> AIM OF THE TASK
How many of the lines below hold the string "Proyector"? Say only the number.

> Data records for software interfaces
____________________

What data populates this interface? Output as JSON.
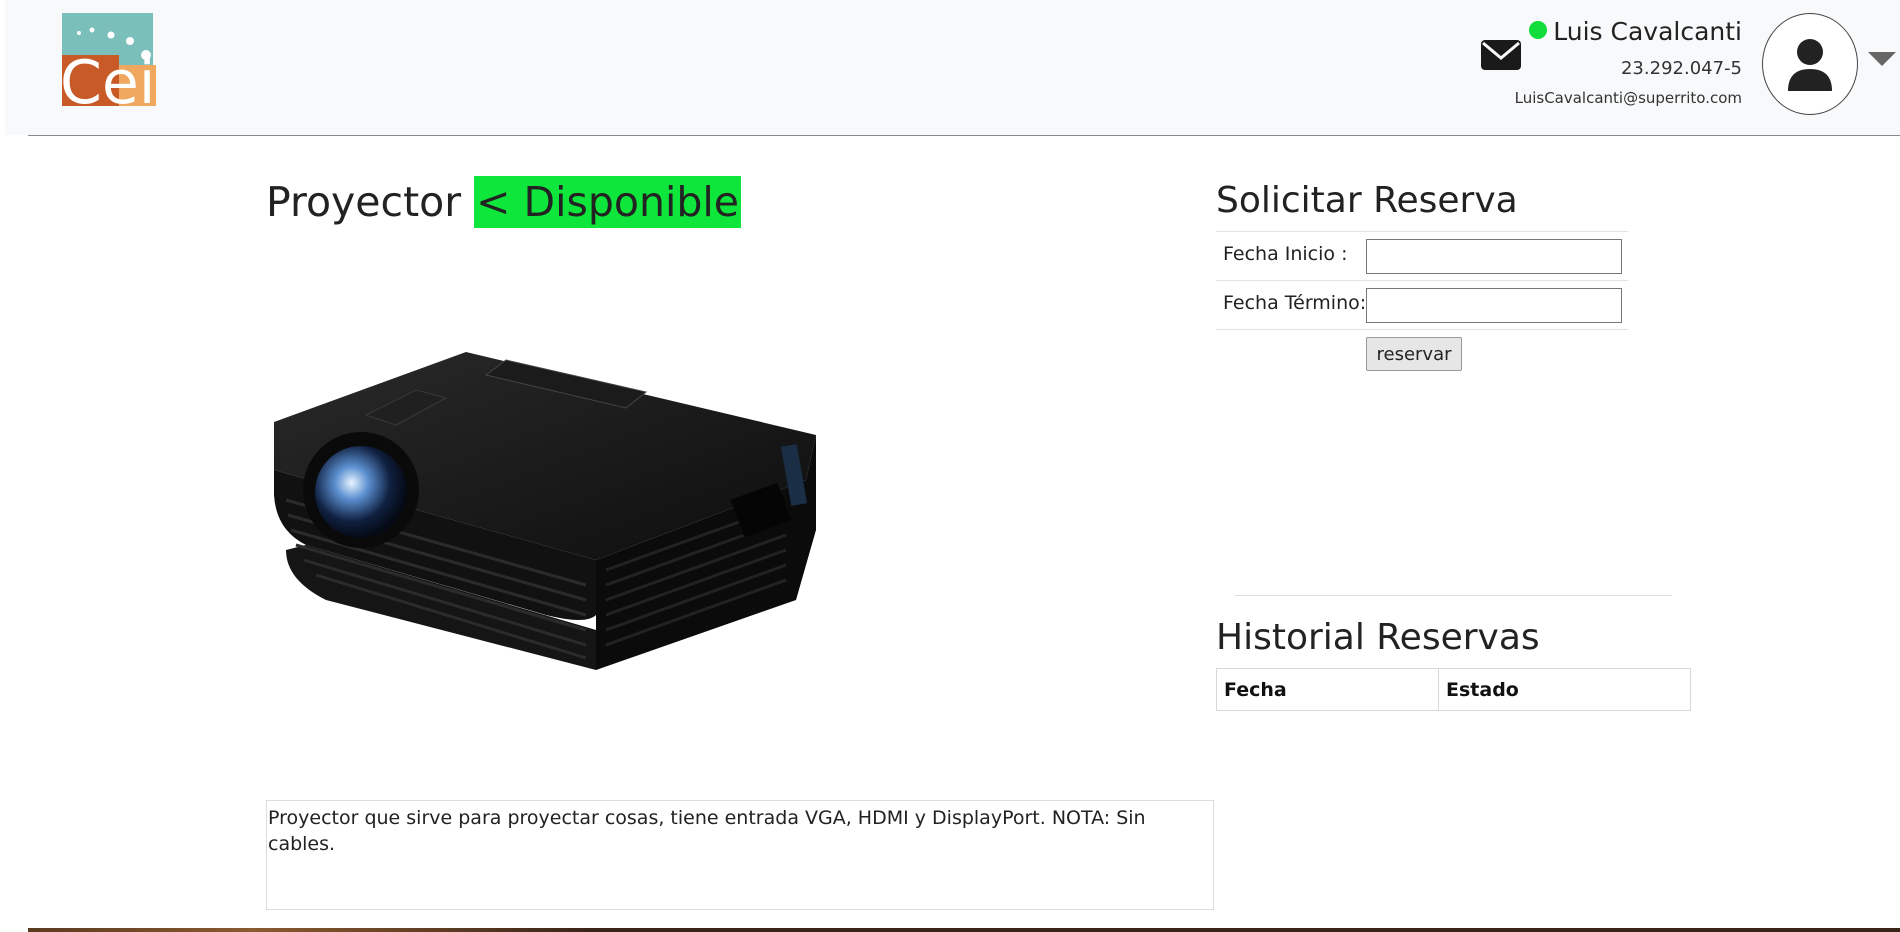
{
  "header": {
    "logo_text": "Cei",
    "user": {
      "name": "Luis Cavalcanti",
      "status": "online",
      "rut": "23.292.047-5",
      "email": "LuisCavalcanti@superrito.com"
    },
    "icons": {
      "mail": "envelope-icon",
      "avatar": "user-icon",
      "menu": "caret-down-icon"
    }
  },
  "product": {
    "name": "Proyector",
    "status_label": "< Disponible",
    "status_color": "#0fe63b",
    "image": "projector-image",
    "description": "Proyector que sirve para proyectar cosas, tiene entrada VGA, HDMI y DisplayPort. NOTA: Sin cables."
  },
  "reservation": {
    "title": "Solicitar Reserva",
    "start_label": "Fecha Inicio :",
    "start_value": "",
    "end_label": "Fecha Término:",
    "end_value": "",
    "submit_label": "reservar"
  },
  "history": {
    "title": "Historial Reservas",
    "columns": [
      "Fecha",
      "Estado"
    ],
    "rows": []
  }
}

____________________

> ANSWER FOR THIS EXERCISE
2